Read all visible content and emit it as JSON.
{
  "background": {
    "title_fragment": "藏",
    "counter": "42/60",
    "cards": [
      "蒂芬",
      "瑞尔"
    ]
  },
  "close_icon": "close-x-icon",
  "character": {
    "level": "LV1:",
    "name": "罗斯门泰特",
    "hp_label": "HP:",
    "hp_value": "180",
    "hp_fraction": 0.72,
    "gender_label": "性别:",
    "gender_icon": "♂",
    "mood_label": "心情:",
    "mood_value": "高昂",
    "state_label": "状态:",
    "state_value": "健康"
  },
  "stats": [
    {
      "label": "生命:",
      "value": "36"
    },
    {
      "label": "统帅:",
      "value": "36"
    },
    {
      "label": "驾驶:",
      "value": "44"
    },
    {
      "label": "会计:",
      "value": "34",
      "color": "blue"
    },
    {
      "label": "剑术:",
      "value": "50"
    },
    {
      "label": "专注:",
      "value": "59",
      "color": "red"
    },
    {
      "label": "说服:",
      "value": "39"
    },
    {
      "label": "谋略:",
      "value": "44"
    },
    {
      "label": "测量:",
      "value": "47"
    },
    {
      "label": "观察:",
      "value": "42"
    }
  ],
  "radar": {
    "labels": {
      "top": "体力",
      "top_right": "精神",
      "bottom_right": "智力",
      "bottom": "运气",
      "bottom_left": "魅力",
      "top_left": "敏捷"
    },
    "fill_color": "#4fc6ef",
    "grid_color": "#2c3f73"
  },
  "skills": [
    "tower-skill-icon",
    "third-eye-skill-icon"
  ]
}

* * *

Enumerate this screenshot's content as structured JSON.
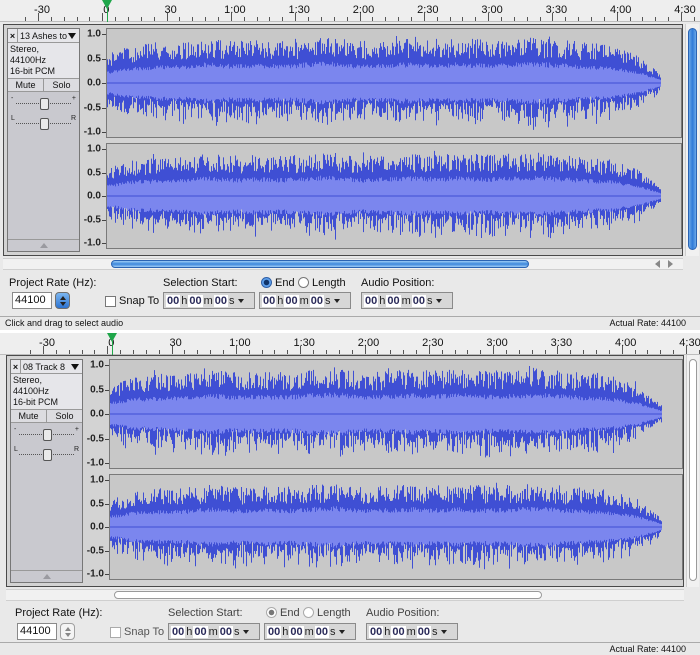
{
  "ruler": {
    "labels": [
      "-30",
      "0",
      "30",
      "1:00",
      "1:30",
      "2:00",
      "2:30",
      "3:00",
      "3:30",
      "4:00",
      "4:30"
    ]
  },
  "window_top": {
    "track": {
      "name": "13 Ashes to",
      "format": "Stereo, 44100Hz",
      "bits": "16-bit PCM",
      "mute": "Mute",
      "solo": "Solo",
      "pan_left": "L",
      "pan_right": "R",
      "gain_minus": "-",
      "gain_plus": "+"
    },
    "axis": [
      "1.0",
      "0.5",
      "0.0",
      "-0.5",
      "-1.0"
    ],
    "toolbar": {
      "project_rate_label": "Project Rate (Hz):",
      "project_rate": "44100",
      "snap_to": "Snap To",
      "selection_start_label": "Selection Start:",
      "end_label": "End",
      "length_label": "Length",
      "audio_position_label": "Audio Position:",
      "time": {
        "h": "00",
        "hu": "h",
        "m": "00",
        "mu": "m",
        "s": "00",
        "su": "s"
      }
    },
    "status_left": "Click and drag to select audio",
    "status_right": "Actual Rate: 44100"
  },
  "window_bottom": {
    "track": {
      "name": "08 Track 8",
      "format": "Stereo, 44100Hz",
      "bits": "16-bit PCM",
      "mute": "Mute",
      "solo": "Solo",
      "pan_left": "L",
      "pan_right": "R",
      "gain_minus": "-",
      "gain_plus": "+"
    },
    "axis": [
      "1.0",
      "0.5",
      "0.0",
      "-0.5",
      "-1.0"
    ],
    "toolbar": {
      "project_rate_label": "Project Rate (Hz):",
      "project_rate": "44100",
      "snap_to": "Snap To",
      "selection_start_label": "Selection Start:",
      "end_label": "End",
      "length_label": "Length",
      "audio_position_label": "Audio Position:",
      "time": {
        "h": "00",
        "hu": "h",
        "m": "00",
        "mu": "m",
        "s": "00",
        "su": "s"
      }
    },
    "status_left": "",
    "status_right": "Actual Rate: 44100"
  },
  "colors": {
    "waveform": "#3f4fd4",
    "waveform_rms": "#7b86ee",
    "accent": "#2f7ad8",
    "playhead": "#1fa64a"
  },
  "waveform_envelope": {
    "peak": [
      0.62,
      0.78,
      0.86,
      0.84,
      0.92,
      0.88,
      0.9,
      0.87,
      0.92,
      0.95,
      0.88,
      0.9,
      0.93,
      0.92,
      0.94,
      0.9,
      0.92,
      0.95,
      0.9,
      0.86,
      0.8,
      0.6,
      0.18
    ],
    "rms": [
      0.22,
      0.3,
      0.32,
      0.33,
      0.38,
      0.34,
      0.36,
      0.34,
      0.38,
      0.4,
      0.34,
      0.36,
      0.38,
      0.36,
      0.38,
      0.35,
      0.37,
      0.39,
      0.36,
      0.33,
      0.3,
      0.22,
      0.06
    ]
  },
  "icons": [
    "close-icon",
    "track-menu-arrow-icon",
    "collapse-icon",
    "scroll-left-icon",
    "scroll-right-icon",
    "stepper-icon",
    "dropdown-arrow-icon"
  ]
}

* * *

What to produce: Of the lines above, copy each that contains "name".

Completed task:
    "name": "罗斯门泰特",
      "name": "13 Ashes to",
      "name": "08 Track 8",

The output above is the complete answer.